(Dr) Charles Wardrop.
111 Viewlands Road West,
Shortcomings of green power
Sir, – Niall Stuart, chief executive of Scottish Renewables, is to step down to set up his own consultancy business.
Scottish Renewables is the propaganda machine for the wind industry and is financed by them.
I will be sorry to see Mr Stuart leave since he and his staff were ever ready to defend the indefensible and stretch statistics to the full to promote the heavily-subsidised wind industry.
Scottish Renewables’ press releases are now regularly attacked as more people realise that wind subsidies are added to energy bills and that wind electricity is not reliable and needs nuclear, diesel, gas, coal and imports to stop the lights going out.
138 Springfield Road,
Lack of wisdom and judgment
Sir, – How can any responsible leader advocate an irreversible vote which, if the polls are to be believed, is likely to mean nearly half the population being dragged out of their country against their will? This is not an argument for a raised threshold; 50% plus one it is and 50% plus one it has to be.
However, it should be noted that when Norway split from Sweden, independence had the whole-hearted support of the people, with over 95% voting in favour.
Had independence been supported by just over half, Norway’s recent history could have been very different.
An independence supporter once said, chillingly, that they only have to be lucky once, confirming that such a vote would be irrevocable. But surely no responsible leader could wish a fatally-split country for her legacy?
I expected more wisdom and better judgment from Ms Sturgeon.
Jane Ann Liston.
5 Whitehill Terrace,
Put facts before Scots electorate
Sir, – Our First Minister has now committed to holding a second referendum, some three years after receiving a No vote.
Surely it proves that Nicola Sturgeon, despite many claims to the contrary, truly does not speak for all of Scotland.

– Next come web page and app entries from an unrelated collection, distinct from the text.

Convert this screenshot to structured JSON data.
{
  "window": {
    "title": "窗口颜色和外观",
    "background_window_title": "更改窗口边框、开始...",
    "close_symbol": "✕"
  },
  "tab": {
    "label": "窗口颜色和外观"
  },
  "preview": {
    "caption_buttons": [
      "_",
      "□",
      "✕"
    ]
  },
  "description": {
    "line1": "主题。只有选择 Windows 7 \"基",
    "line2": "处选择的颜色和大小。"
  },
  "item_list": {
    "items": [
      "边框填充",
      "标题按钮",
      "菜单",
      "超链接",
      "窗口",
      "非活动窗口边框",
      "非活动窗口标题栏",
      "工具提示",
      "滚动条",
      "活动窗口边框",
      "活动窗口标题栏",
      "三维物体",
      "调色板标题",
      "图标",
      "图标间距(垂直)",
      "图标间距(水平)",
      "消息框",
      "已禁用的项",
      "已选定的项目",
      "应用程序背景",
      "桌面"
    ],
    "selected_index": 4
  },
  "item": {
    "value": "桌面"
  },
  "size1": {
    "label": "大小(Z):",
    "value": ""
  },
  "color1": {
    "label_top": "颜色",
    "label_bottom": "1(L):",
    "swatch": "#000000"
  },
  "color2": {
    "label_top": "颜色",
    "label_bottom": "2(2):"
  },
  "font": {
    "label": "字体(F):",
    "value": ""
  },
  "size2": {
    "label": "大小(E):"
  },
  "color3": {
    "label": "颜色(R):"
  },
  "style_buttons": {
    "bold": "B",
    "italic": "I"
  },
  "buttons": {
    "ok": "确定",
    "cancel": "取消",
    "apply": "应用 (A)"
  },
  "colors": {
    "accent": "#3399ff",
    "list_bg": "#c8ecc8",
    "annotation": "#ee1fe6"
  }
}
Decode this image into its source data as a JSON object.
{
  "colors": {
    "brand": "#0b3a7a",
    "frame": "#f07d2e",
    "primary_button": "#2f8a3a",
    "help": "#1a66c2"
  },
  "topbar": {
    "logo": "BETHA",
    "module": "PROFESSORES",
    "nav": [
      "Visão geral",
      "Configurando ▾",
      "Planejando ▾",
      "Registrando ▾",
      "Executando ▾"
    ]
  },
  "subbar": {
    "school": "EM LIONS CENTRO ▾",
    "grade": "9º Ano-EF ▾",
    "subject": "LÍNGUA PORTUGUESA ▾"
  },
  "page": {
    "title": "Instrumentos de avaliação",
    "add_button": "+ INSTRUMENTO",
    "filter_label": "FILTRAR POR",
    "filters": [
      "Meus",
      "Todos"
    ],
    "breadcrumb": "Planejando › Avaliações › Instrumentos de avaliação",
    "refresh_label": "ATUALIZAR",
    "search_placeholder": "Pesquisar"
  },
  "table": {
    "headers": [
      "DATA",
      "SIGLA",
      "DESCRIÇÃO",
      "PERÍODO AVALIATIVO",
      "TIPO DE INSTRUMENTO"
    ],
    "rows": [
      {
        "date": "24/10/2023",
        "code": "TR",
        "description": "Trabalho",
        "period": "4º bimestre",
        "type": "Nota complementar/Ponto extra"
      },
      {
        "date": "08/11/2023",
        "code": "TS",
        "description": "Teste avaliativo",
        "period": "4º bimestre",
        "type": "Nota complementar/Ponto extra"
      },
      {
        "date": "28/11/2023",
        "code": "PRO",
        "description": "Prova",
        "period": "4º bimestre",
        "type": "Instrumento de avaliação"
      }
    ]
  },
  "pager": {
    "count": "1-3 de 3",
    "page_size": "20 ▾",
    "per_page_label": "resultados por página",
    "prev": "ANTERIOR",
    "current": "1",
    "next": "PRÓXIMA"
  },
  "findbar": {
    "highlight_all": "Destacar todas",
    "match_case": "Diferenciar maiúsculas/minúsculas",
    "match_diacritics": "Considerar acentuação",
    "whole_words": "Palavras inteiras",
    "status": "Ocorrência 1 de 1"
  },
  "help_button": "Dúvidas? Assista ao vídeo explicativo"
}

Let us hope, if the referendum goes ahead, that the SNP will have the honesty, unlike last time, to provide all facts to the Scottish electorate, both good and bad in order to achieve the “informed opinion” of which she now so glibly speaks.
Can we also expect that, when the SNP loses this re-run, that Nicola Sturgeon will have the good grace to resign her position, go away, and leave us in peace?
An assault on democracy
Sir, – You know what was really depressing about First Minister Nicola Sturgeon’s Bute House announcement on Monday?
The nationalist leader’s enthusiasm for referendums means Scotland will be perpetually infighting until there is no longer a Holyrood majority in favour of separatism or the vote tips over 50% in the SNP’s favour.
Of course, pro-United Kingdom supporters have to win every time. The separatists need only win once.
Ms Sturgeon has nothing to lose, except any moral high ground by not respecting our democratic wishes following the referendum, of September 2014.
It is clear her intention is to go on and on manufacturing grievances and identifying referendum triggers until her anti-UK rhetoric grinds us down.
It is imperative the UK Government protects us from this opportunistic onslaught against democracy by the SNP.
4 Royal Circus,